**What needs to be done**
The complete listing should be restated word for word.
== Segment start ==
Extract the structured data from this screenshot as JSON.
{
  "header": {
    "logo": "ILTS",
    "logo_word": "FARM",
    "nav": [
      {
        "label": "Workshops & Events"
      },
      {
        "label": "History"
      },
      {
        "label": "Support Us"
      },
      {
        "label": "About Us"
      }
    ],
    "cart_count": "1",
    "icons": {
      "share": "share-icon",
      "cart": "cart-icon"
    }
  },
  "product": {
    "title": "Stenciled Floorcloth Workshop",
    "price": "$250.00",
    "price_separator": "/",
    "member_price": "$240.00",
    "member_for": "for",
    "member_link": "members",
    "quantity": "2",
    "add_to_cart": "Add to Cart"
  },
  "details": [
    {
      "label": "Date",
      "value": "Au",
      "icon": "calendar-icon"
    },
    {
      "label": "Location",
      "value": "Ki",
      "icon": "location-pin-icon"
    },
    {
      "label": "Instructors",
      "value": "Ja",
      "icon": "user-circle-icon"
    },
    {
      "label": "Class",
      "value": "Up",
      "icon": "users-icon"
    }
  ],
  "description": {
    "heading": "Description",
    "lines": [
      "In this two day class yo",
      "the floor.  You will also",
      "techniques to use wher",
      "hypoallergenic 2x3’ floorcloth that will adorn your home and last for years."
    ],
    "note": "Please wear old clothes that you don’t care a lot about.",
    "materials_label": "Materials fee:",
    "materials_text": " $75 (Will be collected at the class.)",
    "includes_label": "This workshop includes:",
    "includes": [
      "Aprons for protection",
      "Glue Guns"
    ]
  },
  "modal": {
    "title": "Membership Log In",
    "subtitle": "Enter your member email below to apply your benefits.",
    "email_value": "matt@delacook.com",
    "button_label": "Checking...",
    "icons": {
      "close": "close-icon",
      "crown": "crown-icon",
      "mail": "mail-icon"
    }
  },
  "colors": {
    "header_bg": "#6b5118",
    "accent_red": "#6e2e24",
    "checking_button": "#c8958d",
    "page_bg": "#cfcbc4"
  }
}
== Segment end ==
**Solution to the exercise**
Extract the structured data from this screenshot as JSON.
{
  "header": {
    "logo": "ILTS",
    "logo_word": "FARM",
    "nav": [
      {
        "label": "Workshops & Events"
      },
      {
        "label": "History"
      },
      {
        "label": "Support Us"
      },
      {
        "label": "About Us"
      }
    ],
    "cart_count": "1",
    "icons": {
      "share": "share-icon",
      "cart": "cart-icon"
    }
  },
  "product": {
    "title": "Stenciled Floorcloth Workshop",
    "price": "$250.00",
    "price_separator": "/",
    "member_price": "$240.00",
    "member_for": "for",
    "member_link": "members",
    "quantity": "2",
    "add_to_cart": "Add to Cart"
  },
  "details": [
    {
      "label": "Date",
      "value": "Au",
      "icon": "calendar-icon"
    },
    {
      "label": "Location",
      "value": "Ki",
      "icon": "location-pin-icon"
    },
    {
      "label": "Instructors",
      "value": "Ja",
      "icon": "user-circle-icon"
    },
    {
      "label": "Class",
      "value": "Up",
      "icon": "users-icon"
    }
  ],
  "description": {
    "heading": "Description",
    "lines": [
      "In this two day class yo",
      "the floor.  You will also",
      "techniques to use wher",
      "hypoallergenic 2x3’ floorcloth that will adorn your home and last for years."
    ],
    "note": "Please wear old clothes that you don’t care a lot about.",
    "materials_label": "Materials fee:",
    "materials_text": " $75 (Will be collected at the class.)",
    "includes_label": "This workshop includes:",
    "includes": [
      "Aprons for protection",
      "Glue Guns"
    ]
  },
  "modal": {
    "title": "Membership Log In",
    "subtitle": "Enter your member email below to apply your benefits.",
    "email_value": "matt@delacook.com",
    "button_label": "Checking...",
    "icons": {
      "close": "close-icon",
      "crown": "crown-icon",
      "mail": "mail-icon"
    }
  },
  "colors": {
    "header_bg": "#6b5118",
    "accent_red": "#6e2e24",
    "checking_button": "#c8958d",
    "page_bg": "#cfcbc4"
  }
}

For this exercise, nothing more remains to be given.